Kaidoh spent the next hour curled onto his side, angrily clutching what he thought had been his ticket to freedom and waiting for his mother to come and pick him up. They didn't say anything to each other when she came in, although he did take her hand when they walked back to the car. It wasn't until they got home that she took him aside, guiding him to sit next to her on the sofa and taking the fabric from him.
"What were you trying to do, Kaoru?" she asked softly.
Balling his hands into fists on his legs he glared at the ground, shoulders shaking, "I hate them!" he said, "I hate my wings and I hate everyone in that school!"
He scowled, anger coursing through him now that it was free to do so, "None of them cared one lick about me before they grew in, and now they won't leave me alone. Just because my wings are a different color than theirs! I don't care if its supposed to be a good thing and everyone is always telling me that I'm so lucky to have them! Its just racism! That's all it is!"

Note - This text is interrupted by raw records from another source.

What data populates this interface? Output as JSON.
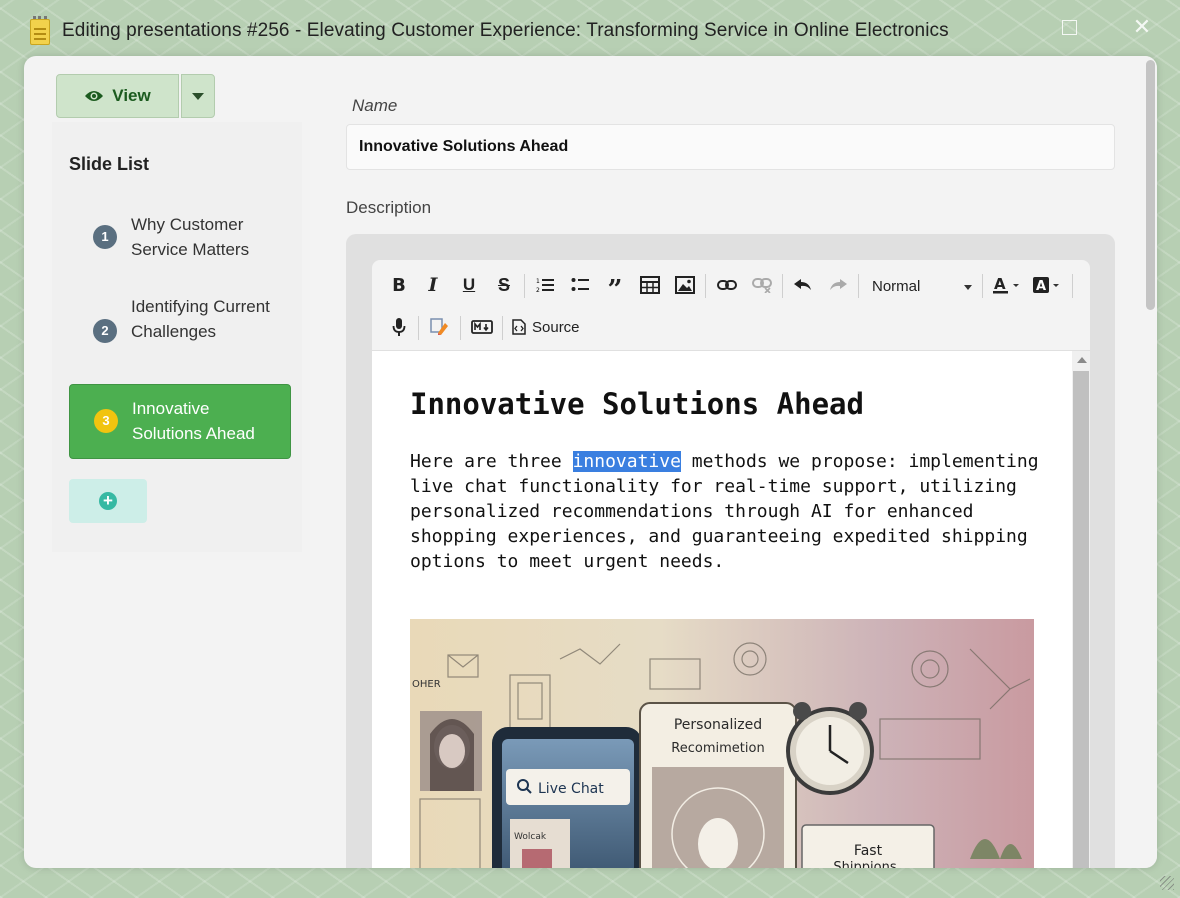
{
  "window": {
    "title": "Editing presentations #256 - Elevating Customer Experience: Transforming Service in Online Electronics"
  },
  "view_button": {
    "label": "View"
  },
  "slide_list": {
    "title": "Slide List",
    "items": [
      {
        "number": "1",
        "label": "Why Customer Service Matters"
      },
      {
        "number": "2",
        "label": "Identifying Current Challenges"
      },
      {
        "number": "3",
        "label": "Innovative Solutions Ahead",
        "active": true
      }
    ]
  },
  "form": {
    "name_label": "Name",
    "name_value": "Innovative Solutions Ahead",
    "description_label": "Description"
  },
  "toolbar": {
    "format_value": "Normal",
    "source_label": "Source"
  },
  "content": {
    "heading": "Innovative Solutions Ahead",
    "para_before": "Here are three ",
    "para_highlight": "innovative",
    "para_after": " methods we propose: implementing live chat functionality for real-time support, utilizing personalized recommendations through AI for enhanced shopping experiences, and guaranteeing expedited shipping options to meet urgent needs."
  },
  "image": {
    "label_personalized": "Personalized",
    "label_recommendation": "Recomimetion",
    "label_live_chat": "Live Chat",
    "label_fast": "Fast",
    "label_shipping": "Shippions",
    "label_other": "OHER",
    "label_web": "Wolcak"
  }
}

Crossing his arms he glanced at his mother, anger diffusing a little at the sympathetic look on her face, "You're not angry?"
"How could I be upset when you're obviously so unhappy?" she reached out, wrapping an arm around his shoulders, "I'm sorry I never noticed, Kaoru. I always treasured your wings as a gift, but you never did ask for them and its your choice who you show them to."
He shivered when he felt her fingers on the feathers, "They make special covers. we can get you a pair or two. I just wished you'd come to me before you'd collapsed."
Kaidoh blushed, "I just wanted them hidden!"
His mother laughed, "I know, sweetie. We'll get you some covers and I promise by next year your classmates won't remember you had them."
"Well, maybe not completely. White wings are pretty special."
She smiled gently at him, picking up the length of fabric he'd used, "But we can look into sending you to a different middle school then the one everyone else is going to. I know there are a few in the area but all of the parents have the same one recommended to them anyway. Now what should we do with this I wonder..."
Raising one thin eyebrow she lifted it to his head. Kaidoh blinked up at her, confused, "What good is it? It was just left over, right?"
"I'm sure we can find some use for it. Just leave everything to me, Kaoru," Giving him a quick peck on the cheek which he wiped away quickly she stood, taking the green cloth with her. He remained on the sofa for a few minutes, reaching back once to touch his wings before heading off to his room to get his homework done. The next day when he got back from school his mother had left two sets of wing coverings on his bed, along with a new green bandana.
1) This is my first time writing for PoT so please be gentle
2) This story will eventually be Inui/Kaidoh. Trust me, it will get there
3) I have no idea how Japanese school systems work
4) This is just a plain Wing!verse fic. They're not angels... everyone just has wings.
Hope you enjoy the rest of it :)